July 11, 1999: Suspects Ibrahim Hussein Abdel Hadi Eidarous and Adel Abdul Bary were arrested in London.
October 1999: Suspect Khalfan Khamis Mohamed was arrested in South Africa and extradited to the United States.
October 20, 2000: Former US Army Sergeant Ali Mohamed pleaded guilty to terrorism conspiracy charges in connection with the embassy bombings.
November 1, 2000: Salim attacked a prison guard, causing serious brain damage.
May 29, 2001: A New York jury found al-‘Owhali and Khamis Mohamed guilty of murder in the embassy bombings, with Odeh and el Hage convicted of conspiracy.
September 11, 2001: The 9/11 terrorist attacks occurred, orchestrated by bin Laden, resulting in 2,977 fatalities.
October 18, 2001: Al-‘Owhali, Mohamed, Odeh, and el Hage were formally sentenced to life in prison without parole.
March 3, 2003: A new fortified US embassy in Nairobi was opened.
May 3, 2004: Salim was sentenced to 32 years in prison for the 2000 attack on a prison guard.
July 2008: Suspect Eidarous passed away under house arrest in Great Britain.
November 24, 2008: The 2nd US Circuit Court of Appeals upheld the convictions of al-‘Owhali, el Hage, and Odeh, with el Hage deemed eligible for resentencing.
August 31, 2010: Salim was resentenced to life in prison.
January 25, 2011: Ahmed Khalfan Ghailani, the first Guantánamo Bay detainee tried in US civilian court, was sentenced to life in prison without parole for his role in the embassy bombings.
May 2, 2011: Bin Laden, the leader of al Qaeda, was killed by US Special Forces in a raid in Abbottabad, Pakistan.

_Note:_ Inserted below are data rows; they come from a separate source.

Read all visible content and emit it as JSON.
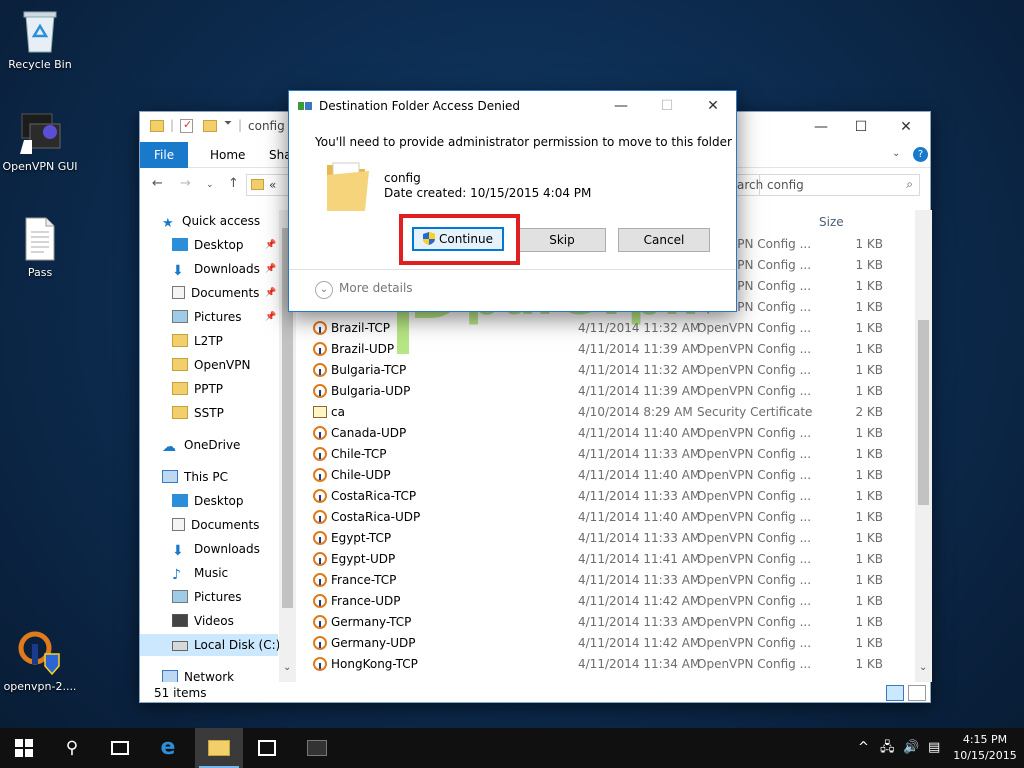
{
  "desktop": {
    "icons": [
      {
        "label": "Recycle Bin"
      },
      {
        "label": "OpenVPN GUI"
      },
      {
        "label": "Pass"
      },
      {
        "label": "openvpn-2...."
      }
    ]
  },
  "explorer": {
    "title": "config",
    "qat_arrow": "⏷",
    "tabs": [
      "File",
      "Home",
      "Sha"
    ],
    "address_text": "«",
    "search_placeholder": "arch config",
    "nav": {
      "quick_access": "Quick access",
      "quick_items": [
        "Desktop",
        "Downloads",
        "Documents",
        "Pictures",
        "L2TP",
        "OpenVPN",
        "PPTP",
        "SSTP"
      ],
      "onedrive": "OneDrive",
      "this_pc": "This PC",
      "pc_items": [
        "Desktop",
        "Documents",
        "Downloads",
        "Music",
        "Pictures",
        "Videos",
        "Local Disk (C:)"
      ],
      "network": "Network"
    },
    "columns": {
      "size": "Size"
    },
    "files": [
      {
        "name": "",
        "date": "",
        "type": "OpenVPN Config ...",
        "size": "1 KB"
      },
      {
        "name": "",
        "date": "",
        "type": "OpenVPN Config ...",
        "size": "1 KB"
      },
      {
        "name": "",
        "date": "",
        "type": "OpenVPN Config ...",
        "size": "1 KB"
      },
      {
        "name": "",
        "date": "",
        "type": "OpenVPN Config ...",
        "size": "1 KB"
      },
      {
        "name": "Brazil-TCP",
        "date": "4/11/2014 11:32 AM",
        "type": "OpenVPN Config ...",
        "size": "1 KB"
      },
      {
        "name": "Brazil-UDP",
        "date": "4/11/2014 11:39 AM",
        "type": "OpenVPN Config ...",
        "size": "1 KB"
      },
      {
        "name": "Bulgaria-TCP",
        "date": "4/11/2014 11:32 AM",
        "type": "OpenVPN Config ...",
        "size": "1 KB"
      },
      {
        "name": "Bulgaria-UDP",
        "date": "4/11/2014 11:39 AM",
        "type": "OpenVPN Config ...",
        "size": "1 KB"
      },
      {
        "name": "ca",
        "date": "4/10/2014 8:29 AM",
        "type": "Security Certificate",
        "size": "2 KB",
        "cert": true
      },
      {
        "name": "Canada-UDP",
        "date": "4/11/2014 11:40 AM",
        "type": "OpenVPN Config ...",
        "size": "1 KB"
      },
      {
        "name": "Chile-TCP",
        "date": "4/11/2014 11:33 AM",
        "type": "OpenVPN Config ...",
        "size": "1 KB"
      },
      {
        "name": "Chile-UDP",
        "date": "4/11/2014 11:40 AM",
        "type": "OpenVPN Config ...",
        "size": "1 KB"
      },
      {
        "name": "CostaRica-TCP",
        "date": "4/11/2014 11:33 AM",
        "type": "OpenVPN Config ...",
        "size": "1 KB"
      },
      {
        "name": "CostaRica-UDP",
        "date": "4/11/2014 11:40 AM",
        "type": "OpenVPN Config ...",
        "size": "1 KB"
      },
      {
        "name": "Egypt-TCP",
        "date": "4/11/2014 11:33 AM",
        "type": "OpenVPN Config ...",
        "size": "1 KB"
      },
      {
        "name": "Egypt-UDP",
        "date": "4/11/2014 11:41 AM",
        "type": "OpenVPN Config ...",
        "size": "1 KB"
      },
      {
        "name": "France-TCP",
        "date": "4/11/2014 11:33 AM",
        "type": "OpenVPN Config ...",
        "size": "1 KB"
      },
      {
        "name": "France-UDP",
        "date": "4/11/2014 11:42 AM",
        "type": "OpenVPN Config ...",
        "size": "1 KB"
      },
      {
        "name": "Germany-TCP",
        "date": "4/11/2014 11:33 AM",
        "type": "OpenVPN Config ...",
        "size": "1 KB"
      },
      {
        "name": "Germany-UDP",
        "date": "4/11/2014 11:42 AM",
        "type": "OpenVPN Config ...",
        "size": "1 KB"
      },
      {
        "name": "HongKong-TCP",
        "date": "4/11/2014 11:34 AM",
        "type": "OpenVPN Config ...",
        "size": "1 KB"
      }
    ],
    "status": "51 items"
  },
  "dialog": {
    "title": "Destination Folder Access Denied",
    "message": "You'll need to provide administrator permission to move to this folder",
    "folder_name": "config",
    "date_created": "Date created: 10/15/2015 4:04 PM",
    "continue_label": "Continue",
    "skip_label": "Skip",
    "cancel_label": "Cancel",
    "more_details": "More details"
  },
  "watermark": {
    "text": "purevpn"
  },
  "taskbar": {
    "time": "4:15 PM",
    "date": "10/15/2015"
  },
  "colors": {
    "accent": "#0078d7",
    "highlight": "#e02020",
    "watermark": "#7ed321"
  }
}
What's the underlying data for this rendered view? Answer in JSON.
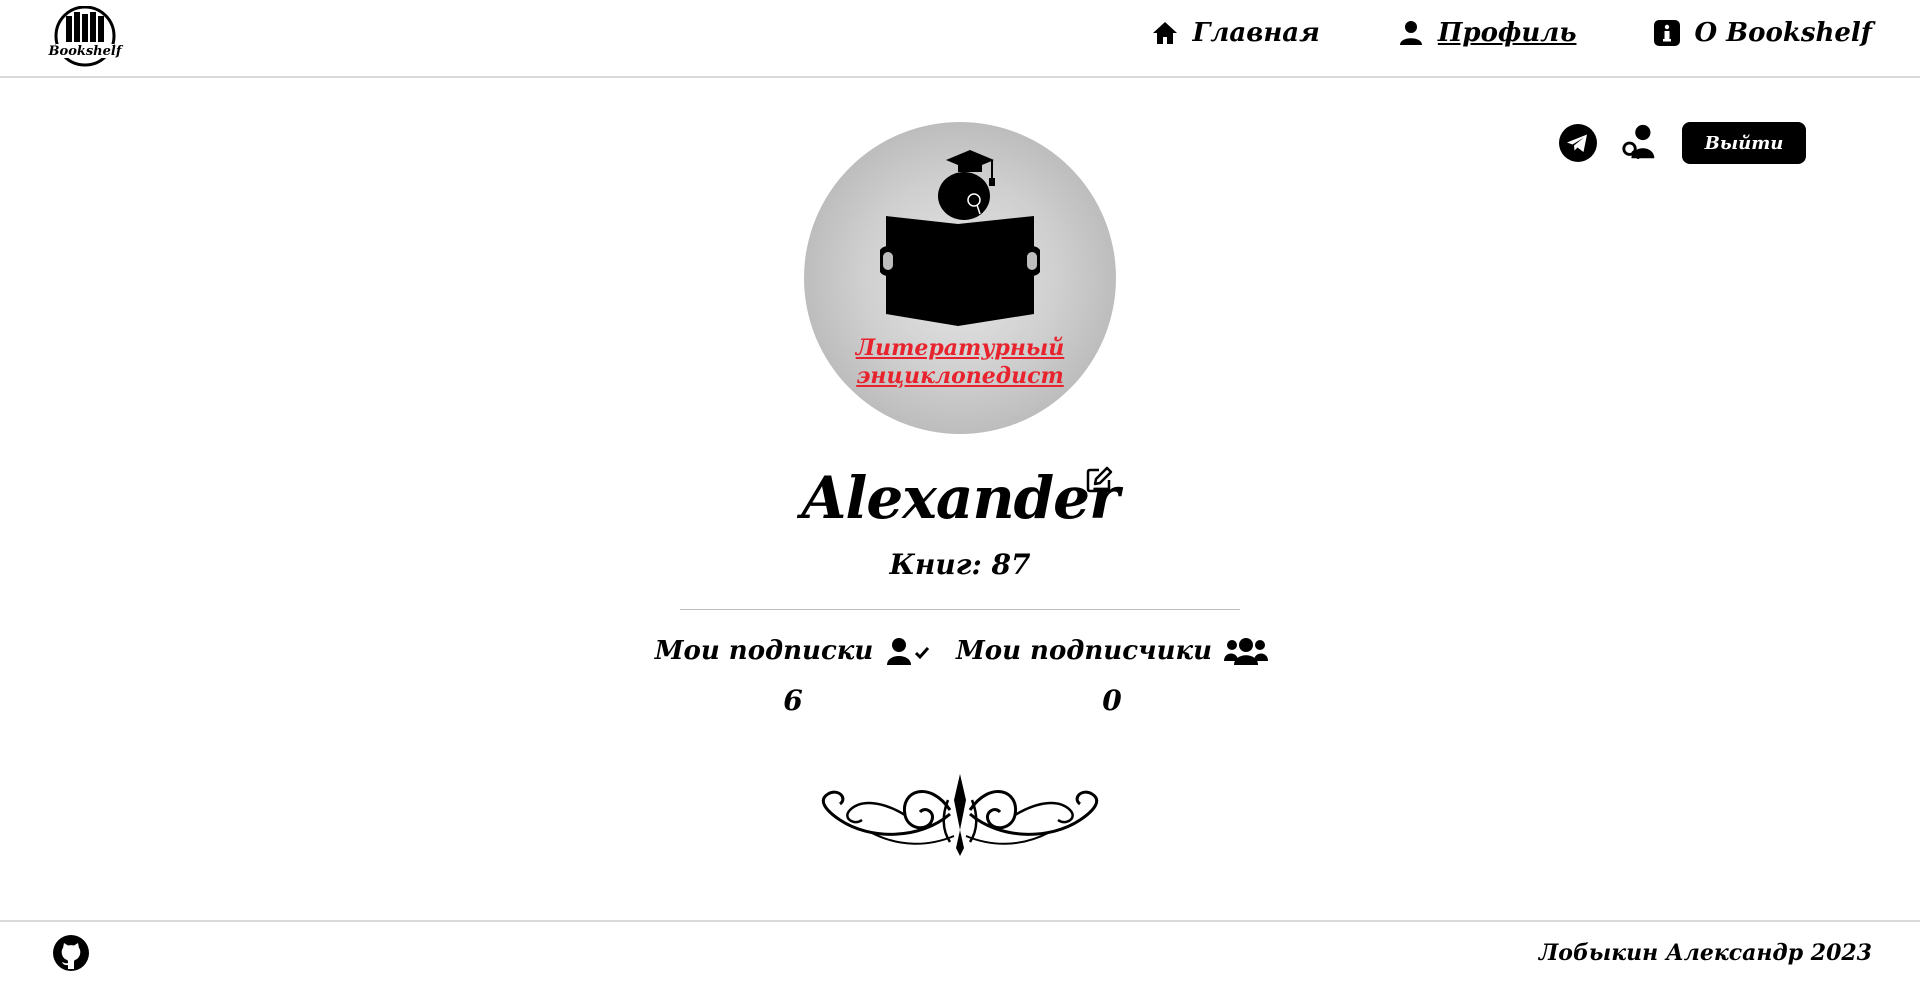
{
  "brand": {
    "logo_text": "Bookshelf"
  },
  "nav": {
    "items": [
      {
        "label": "Главная",
        "icon": "home-icon"
      },
      {
        "label": "Профиль",
        "icon": "user-icon",
        "active": true
      },
      {
        "label": "О Bookshelf",
        "icon": "info-icon"
      }
    ]
  },
  "actions": {
    "telegram_icon": "telegram-icon",
    "search_user_icon": "user-search-icon",
    "logout_label": "Выйти"
  },
  "profile": {
    "rank_line1": "Литературный",
    "rank_line2": "энциклопедист",
    "username": "Alexander",
    "books_label": "Книг:",
    "books_count": "87",
    "subscriptions_label": "Мои подписки",
    "subscriptions_count": "6",
    "followers_label": "Мои подписчики",
    "followers_count": "0"
  },
  "footer": {
    "copyright": "Лобыкин Александр 2023"
  },
  "colors": {
    "accent": "#000000",
    "rank": "#e8232d",
    "avatar_bg": "#bdbdbd"
  }
}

October 5, 2012: Suspects Khaled al-Fawwaz and Adel Abdul Bary were extradited to the United States from Great Britain.
April 23, 2013: El Hage was resentenced to life in prison.

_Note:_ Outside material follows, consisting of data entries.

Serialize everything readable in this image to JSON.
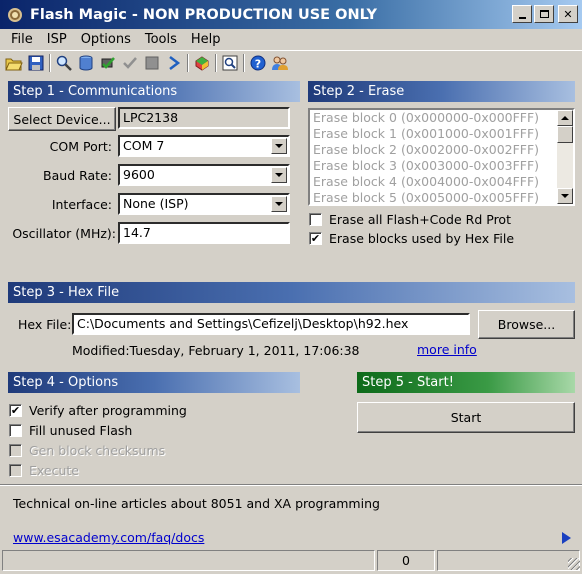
{
  "window": {
    "title": "Flash Magic - NON PRODUCTION USE ONLY"
  },
  "menu": [
    "File",
    "ISP",
    "Options",
    "Tools",
    "Help"
  ],
  "toolbar_icons": [
    "open-icon",
    "save-icon",
    "search-icon",
    "database-icon",
    "chip-check-icon",
    "check-icon",
    "stop-icon",
    "go-icon",
    "hex-icon",
    "view-icon",
    "help-icon",
    "users-icon"
  ],
  "step1": {
    "title": "Step 1 - Communications",
    "select_device_label": "Select Device...",
    "device": "LPC2138",
    "com_port_label": "COM Port:",
    "com_port": "COM 7",
    "baud_rate_label": "Baud Rate:",
    "baud_rate": "9600",
    "interface_label": "Interface:",
    "interface": "None (ISP)",
    "oscillator_label": "Oscillator (MHz):",
    "oscillator": "14.7"
  },
  "step2": {
    "title": "Step 2 - Erase",
    "blocks": [
      "Erase block 0 (0x000000-0x000FFF)",
      "Erase block 1 (0x001000-0x001FFF)",
      "Erase block 2 (0x002000-0x002FFF)",
      "Erase block 3 (0x003000-0x003FFF)",
      "Erase block 4 (0x004000-0x004FFF)",
      "Erase block 5 (0x005000-0x005FFF)"
    ],
    "erase_all_label": "Erase all Flash+Code Rd Prot",
    "erase_all_checked": false,
    "erase_used_label": "Erase blocks used by Hex File",
    "erase_used_checked": true
  },
  "step3": {
    "title": "Step 3 - Hex File",
    "hex_file_label": "Hex File:",
    "hex_file": "C:\\Documents and Settings\\Cefizelj\\Desktop\\h92.hex",
    "browse_label": "Browse...",
    "modified": "Modified:Tuesday, February 1, 2011, 17:06:38",
    "more_info": "more info"
  },
  "step4": {
    "title": "Step 4 - Options",
    "options": [
      {
        "label": "Verify after programming",
        "checked": true,
        "enabled": true
      },
      {
        "label": "Fill unused Flash",
        "checked": false,
        "enabled": true
      },
      {
        "label": "Gen block checksums",
        "checked": false,
        "enabled": false
      },
      {
        "label": "Execute",
        "checked": false,
        "enabled": false
      }
    ]
  },
  "step5": {
    "title": "Step 5 - Start!",
    "start_label": "Start"
  },
  "info": {
    "text": "Technical on-line articles about 8051 and XA programming",
    "link": "www.esacademy.com/faq/docs"
  },
  "status": {
    "count": "0"
  },
  "colors": {
    "title_bar": "#0a246a",
    "section_blue": "#1f3a7a",
    "section_green": "#0d6a1a",
    "link": "#0000cc"
  }
}
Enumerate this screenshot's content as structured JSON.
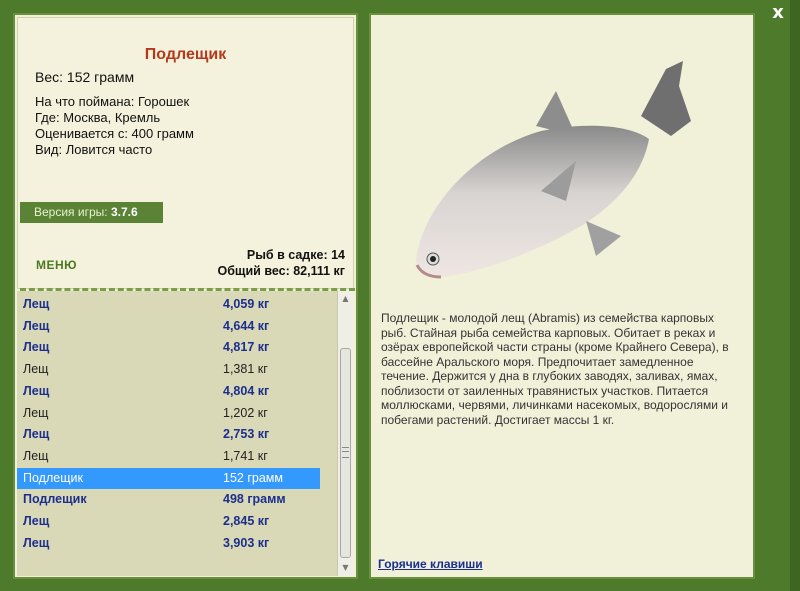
{
  "dialog": {
    "close_glyph": "x"
  },
  "fish_card": {
    "title": "Подлещик",
    "weight": "Вес: 152 грамм",
    "bait": "На что поймана: Горошек",
    "location": "Где: Москва, Кремль",
    "valuation": "Оценивается с: 400 грамм",
    "frequency": "Вид: Ловится часто"
  },
  "version": {
    "label": "Версия игры: ",
    "value": "3.7.6"
  },
  "menu": {
    "label": "МЕНЮ"
  },
  "keep_net": {
    "fish_count": "Рыб в садке: 14",
    "total_weight": "Общий вес: 82,111 кг"
  },
  "catch_list": [
    {
      "name": "Лещ",
      "weight": "4,059 кг",
      "style": "bold"
    },
    {
      "name": "Лещ",
      "weight": "4,644 кг",
      "style": "bold"
    },
    {
      "name": "Лещ",
      "weight": "4,817 кг",
      "style": "bold"
    },
    {
      "name": "Лещ",
      "weight": "1,381 кг",
      "style": "plain"
    },
    {
      "name": "Лещ",
      "weight": "4,804 кг",
      "style": "bold"
    },
    {
      "name": "Лещ",
      "weight": "1,202 кг",
      "style": "plain"
    },
    {
      "name": "Лещ",
      "weight": "2,753 кг",
      "style": "bold"
    },
    {
      "name": "Лещ",
      "weight": "1,741 кг",
      "style": "plain"
    },
    {
      "name": "Подлещик",
      "weight": "152 грамм",
      "style": "selected"
    },
    {
      "name": "Подлещик",
      "weight": "498 грамм",
      "style": "bold"
    },
    {
      "name": "Лещ",
      "weight": "2,845 кг",
      "style": "bold"
    },
    {
      "name": "Лещ",
      "weight": "3,903 кг",
      "style": "bold"
    }
  ],
  "description": "Подлещик - молодой лещ (Abramis) из семейства карповых рыб. Стайная рыба семейства карповых. Обитает в реках и озёрах европейской части страны (кроме Крайнего Севера), в бассейне Аральского моря. Предпочитает замедленное течение. Держится у дна в глубоких заводях, заливах, ямах, поблизости от заиленных травянистых участков. Питается моллюсками, червями, личинками насекомых, водорослями и побегами растений. Достигает массы 1 кг.",
  "hotkeys": {
    "label": "Горячие клавиши"
  },
  "colors": {
    "frame_green": "#4d7a2b",
    "panel_bg": "#f1f0d9",
    "title_red": "#b5391c",
    "selection_blue": "#3399ff",
    "list_bold_text": "#1c2f8c"
  },
  "icons": {
    "close": "close-icon",
    "fish_picture": "fish-illustration"
  }
}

October 5, 2013: Suspect Abu Anas al Libi, also known as Nazih al-Ruqaii, was captured in Tripoli, Libya.
September 19, 2014: Bary pleaded guilty to conspiracy to kill US citizens and charges related to making threats.
January 2, 2015: Al Libi passed away in custody before his trial began.
January 22, 2015: The trial of al-Fawwaz began in New York, with accusations of setting up an al Qaeda media office in London that facilitated conversations leading to the 1998 bombings.
February 6, 2015: Bary was sentenced to 25 years in prison after pleading guilty to three counts, including conspiracy to murder US citizens abroad.
May 15, 2015: Al-Fawwaz was sentenced to life in prison after being convicted on conspiracy charges in February.
May 18, 2020: The US Supreme Court ruled that victims of the embassy bombings and their families were entitled to punitive damages, part of a total $10.2 billion awarded against Sudan for aiding the al Qaeda operatives.
March 31, 2021: US Secretary of State Antony Blinken announced that the United States received the $335 million settlement from Sudan to be paid to victims and families affected by the 1998 embassy bombings, the 2000 USS Cole attack, and the murder of a USAID employee in Khartoum. The Sudan Claims Resolution Act addressed issues of unequal compensation for victims, including birthright and naturalized citizens.
This timeline provides a comprehensive overview of the events related to the tragic US Embassy bombings in 1998 and their aftermath.